Tales from the Vaults: April

Dear readers of The Book and Paper Gathering, 

We meet again in April, the month of fools, returning this time with the colour blue.

As the seasons turn and the nights grow shorter, our sources lead us this time to 1920s Germany, where an astonishing discovery had come to light. In the course of our research, we have unearthed a fascinating story contained in one graphic publication, Uhu, centering around Gainsborough’s famous painting The Blue Boy’.

 Published monthly between 1924 and 1934, Uhu was a pioneering publication of the era. Its wit, quality of authorship and innovative printing contributed to its popularity and success. A closer examination of the April 1927 edition shows remarkable evidence of an underlayer to the painting, proving that the infamous blue boy is, in fact, a girl.

Uhu’s miraculous claim was of course not true. It’s just one of many pranks played in the long tradition of April Fools. Though it has been celebrated for centuries by numerous cultures across the world, the origins of April Fools’ Day still remain shrouded in mystery. Our sources have linked the tradition to festivals such as the Hilaria of ancient Rome, celebrated by followers of Cybele-Attis and Isis-Osiris cults. In a spirit of merriment and mischief, Hilaria was a day when followers would dress up in disguises and make fun of their fellow citizens.

Sources also point to the Hindu celebration of Holi, a day where all rankings of caste, gender and status are permitted to be reversed. Participants throw water and pigments, enjoying riotous celebrations of colour in the streets to exalt the divine love of Radha Krishna. 

The vernal equinox has also been tied to April Fools’, being a time when people could easily be fooled by changing and unpredictable weather. A further tradition takes us back to France, to the year 1582, when the Julian calendar was swapped for the Gregorian calendar. This meant that instead of beginning on the 1st April, the new year began on the 1st January.  People slow to recognise this became targets of jokes and hoaxes, being mocked as April fools. Pranksters would mark them as ‘poissons d’avril’, placing a paper fish on their backs to symbolise their gullibility, being so easily caught. 

Regardless of its origins, the tradition has thrived, and has borne many amusing manifestations throughout the years and regions. Some examples of interest may be these:



And in contrast, here are some seemingly unbelievable occurrences from the world of art last year, which had actually happened.

‘The fool doth think he is wise, but the wise man knows himself to be a fool.’ (Touchstone, As You Like It)

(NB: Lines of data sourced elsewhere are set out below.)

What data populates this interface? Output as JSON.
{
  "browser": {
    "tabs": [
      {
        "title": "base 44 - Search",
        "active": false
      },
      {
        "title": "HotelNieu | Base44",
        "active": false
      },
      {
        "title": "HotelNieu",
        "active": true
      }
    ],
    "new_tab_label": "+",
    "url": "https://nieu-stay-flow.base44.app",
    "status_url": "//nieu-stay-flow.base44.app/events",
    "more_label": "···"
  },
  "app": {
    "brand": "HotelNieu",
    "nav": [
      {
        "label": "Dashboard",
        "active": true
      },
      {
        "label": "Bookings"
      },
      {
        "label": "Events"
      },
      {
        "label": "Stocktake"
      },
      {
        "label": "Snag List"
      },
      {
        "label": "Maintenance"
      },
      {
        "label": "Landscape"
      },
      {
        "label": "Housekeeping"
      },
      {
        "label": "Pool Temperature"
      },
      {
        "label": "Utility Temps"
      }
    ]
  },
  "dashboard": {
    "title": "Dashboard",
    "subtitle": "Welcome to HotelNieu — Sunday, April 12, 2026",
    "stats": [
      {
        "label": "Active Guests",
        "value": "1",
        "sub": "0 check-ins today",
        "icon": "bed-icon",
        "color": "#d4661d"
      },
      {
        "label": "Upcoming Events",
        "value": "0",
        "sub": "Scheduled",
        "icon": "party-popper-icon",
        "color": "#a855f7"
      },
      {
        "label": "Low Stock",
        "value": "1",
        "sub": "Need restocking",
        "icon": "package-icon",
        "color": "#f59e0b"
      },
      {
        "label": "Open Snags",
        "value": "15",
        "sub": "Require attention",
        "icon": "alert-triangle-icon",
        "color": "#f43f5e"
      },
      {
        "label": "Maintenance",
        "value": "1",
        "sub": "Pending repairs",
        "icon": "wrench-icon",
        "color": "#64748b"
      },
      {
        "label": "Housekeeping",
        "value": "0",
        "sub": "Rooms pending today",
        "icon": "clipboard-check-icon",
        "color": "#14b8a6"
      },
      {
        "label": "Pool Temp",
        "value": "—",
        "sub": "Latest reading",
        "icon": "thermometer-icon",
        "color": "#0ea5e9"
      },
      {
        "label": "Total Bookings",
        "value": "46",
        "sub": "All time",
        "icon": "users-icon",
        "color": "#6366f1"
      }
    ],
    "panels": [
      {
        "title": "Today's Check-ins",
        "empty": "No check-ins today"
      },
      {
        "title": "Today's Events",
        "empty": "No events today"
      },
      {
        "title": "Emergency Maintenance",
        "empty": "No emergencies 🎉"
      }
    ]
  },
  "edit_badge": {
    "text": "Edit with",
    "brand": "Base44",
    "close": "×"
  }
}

For the sake of our bookish readers, it would hardly seem right to let the month pass without recognising the Day of the Bard on April 23rd. In contrast with our friend Gainsborough’s affinity for blue, Shakespeare and the Tudors associated the colour with the devil. Even blue flowers were thought to be omens of misfortune, with violets, which blossom in the spring and fade before the summer, being seen as signs of early death.

‘A violet in the youth of primy nature, forward, not permanent, sweet, not lasting, the perfume and suppliance of a minute. No more.’ (Laertes, Hamlet)

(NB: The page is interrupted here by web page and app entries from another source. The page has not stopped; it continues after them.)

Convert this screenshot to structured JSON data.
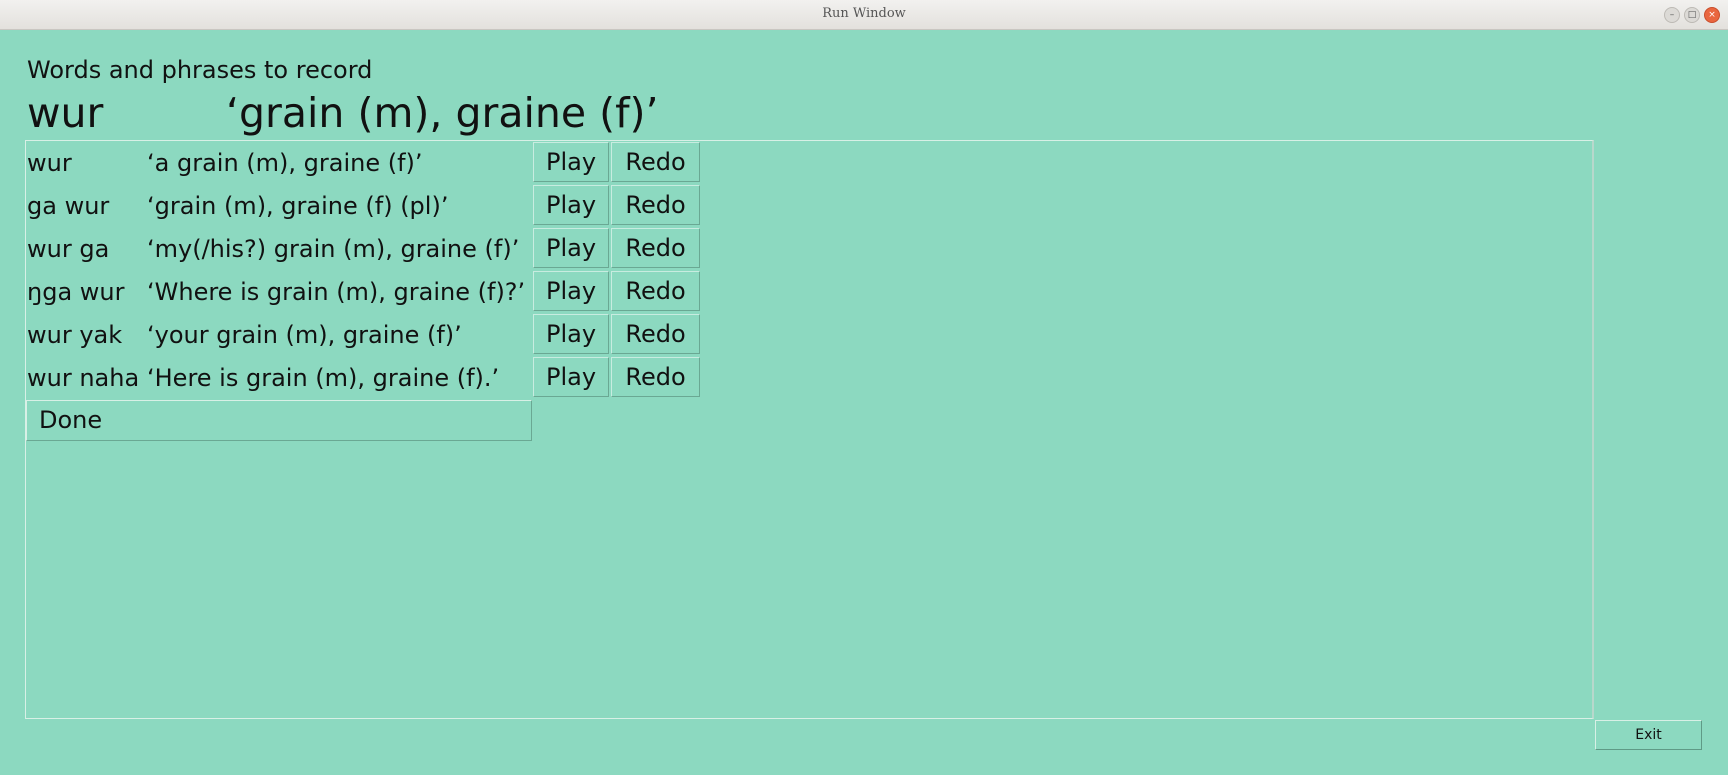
{
  "window": {
    "title": "Run Window",
    "minimize_glyph": "–",
    "maximize_glyph": "□",
    "close_glyph": "×"
  },
  "heading": "Words and phrases to record",
  "current": {
    "word": "wur",
    "gloss": "‘grain (m), graine (f)’"
  },
  "rows": [
    {
      "word": "wur",
      "gloss": "‘a grain (m), graine (f)’",
      "play": "Play",
      "redo": "Redo"
    },
    {
      "word": "ga wur",
      "gloss": "‘grain (m), graine (f) (pl)’",
      "play": "Play",
      "redo": "Redo"
    },
    {
      "word": "wur ga",
      "gloss": "‘my(/his?) grain (m), graine (f)’",
      "play": "Play",
      "redo": "Redo"
    },
    {
      "word": "ŋga wur",
      "gloss": "‘Where is grain (m), graine (f)?’",
      "play": "Play",
      "redo": "Redo"
    },
    {
      "word": "wur yak",
      "gloss": "‘your grain (m), graine (f)’",
      "play": "Play",
      "redo": "Redo"
    },
    {
      "word": "wur naha",
      "gloss": "‘Here is grain (m), graine (f).’",
      "play": "Play",
      "redo": "Redo"
    }
  ],
  "done_label": "Done",
  "exit_label": "Exit",
  "colors": {
    "background": "#8cd9c0",
    "close_button": "#e9663f"
  }
}
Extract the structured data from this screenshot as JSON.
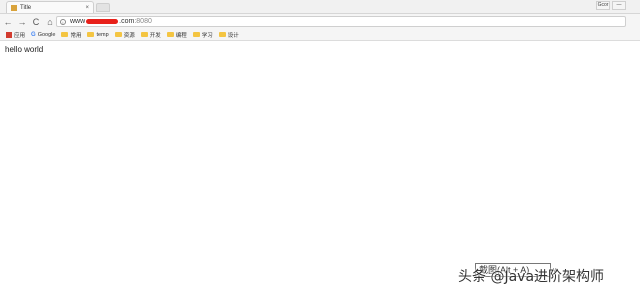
{
  "browser": {
    "tab": {
      "title": "Title",
      "close": "×"
    },
    "window_buttons": [
      "Gcor",
      "—"
    ],
    "nav": {
      "back": "←",
      "forward": "→",
      "reload": "C",
      "home": "⌂"
    },
    "address": {
      "prefix": "www",
      "suffix": ".com",
      "port": ":8080"
    },
    "bookmarks": [
      {
        "label": "应用",
        "icon": "apps-icon"
      },
      {
        "label": "Google",
        "icon": "google-icon"
      },
      {
        "label": "常用",
        "icon": "folder-icon"
      },
      {
        "label": "temp",
        "icon": "folder-icon"
      },
      {
        "label": "资源",
        "icon": "folder-icon"
      },
      {
        "label": "开发",
        "icon": "folder-icon"
      },
      {
        "label": "编程",
        "icon": "folder-icon"
      },
      {
        "label": "学习",
        "icon": "folder-icon"
      },
      {
        "label": "设计",
        "icon": "folder-icon"
      }
    ]
  },
  "page": {
    "text": "hello world"
  },
  "overlay": {
    "tooltip": "截图(Alt + A)",
    "caret": "∨",
    "watermark": "头条 @Java进阶架构师"
  }
}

Long before the gender identity of Gainsborough’s Blue Boy was ever called into question, Shakespeare was making merry chaos with with his androgynous characters, as well as wise fools. In aristocratic courts across Europe, the jester played an important and changing role in entertaining audiences through versatile and varied methods of storytelling. Moving forward from Mediaeval courts, audiences in Shakespeare’s time would have also valued clowning highly and would have appreciated the fool’s many onstage manifestations. Shakespeare made use of this fact, and drew heavily on the multi-talented figure of the jester to create his much-loved fools. Capable of many feats beyond mere comic relief, Shakespeare’s fools are imbued with wise insight and wit surpassing those of characters of higher social standing. This contributed significantly to the rethinking of this jester tradition.

By: Thomas Davidson (fl.1863–1903),
Via: https://commons.wikimedia.org/w/index.php?curid=15742657

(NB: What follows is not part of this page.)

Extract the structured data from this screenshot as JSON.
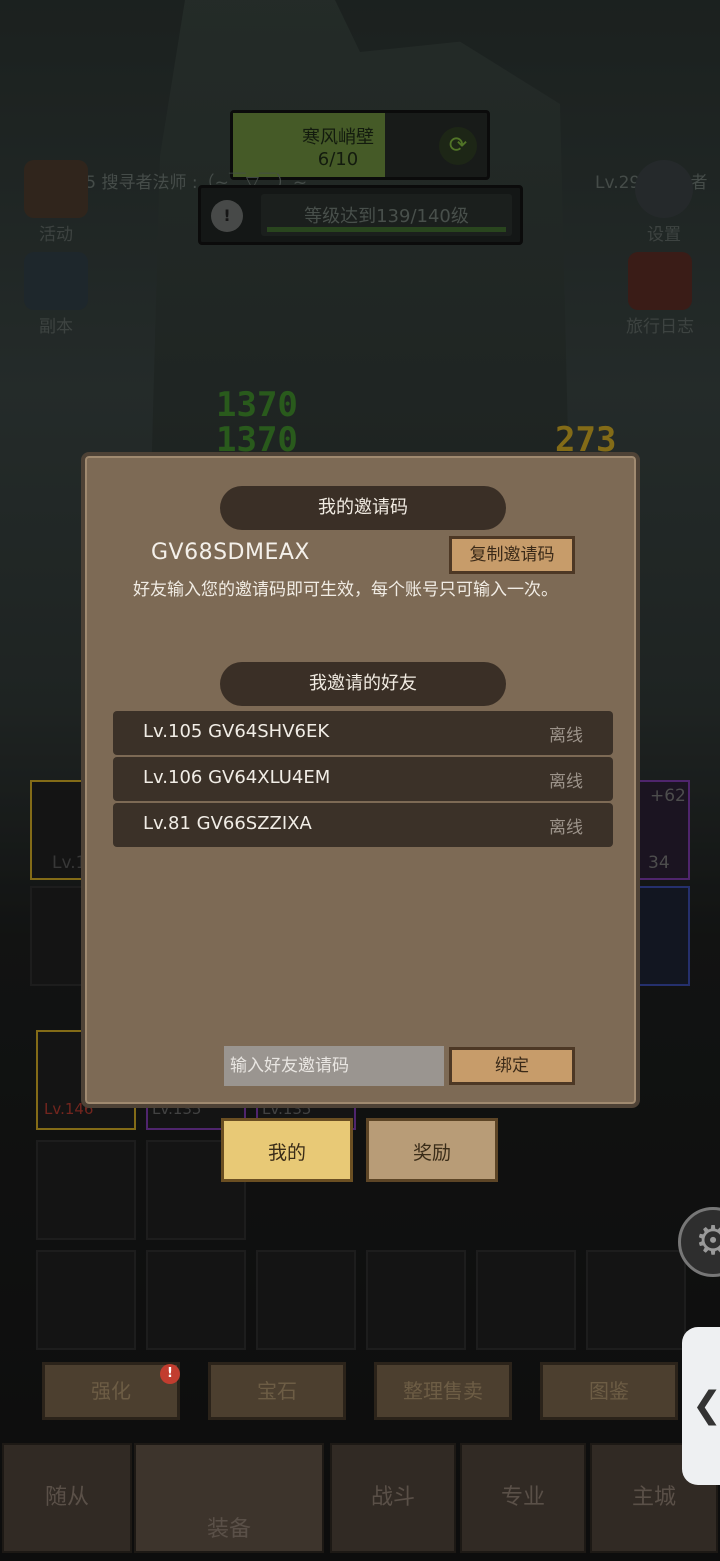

The Gathering’s book of puzzles

And here again we must end our tales with another riddle to ruminate on. But not without first revealing the answer to February’s challenge, which was of course iron gall ink

Until next time we meet…

I am blue like the sea and in darkness I was made. Return me to darkness or watch me fade. 

What am I…?

All images sourced from https://unsplash.com/license unless otherwise noted.

Leave a Reply

Fill in your details below or click an icon to log in:

WordPress.com Logo

You are commenting using your WordPress.com account. Log Out /  Change )

Facebook photo

You are commenting using your Facebook account. Log Out /  Change )

Connecting to %s

This site uses Akismet to reduce spam. Learn how your comment data is processed.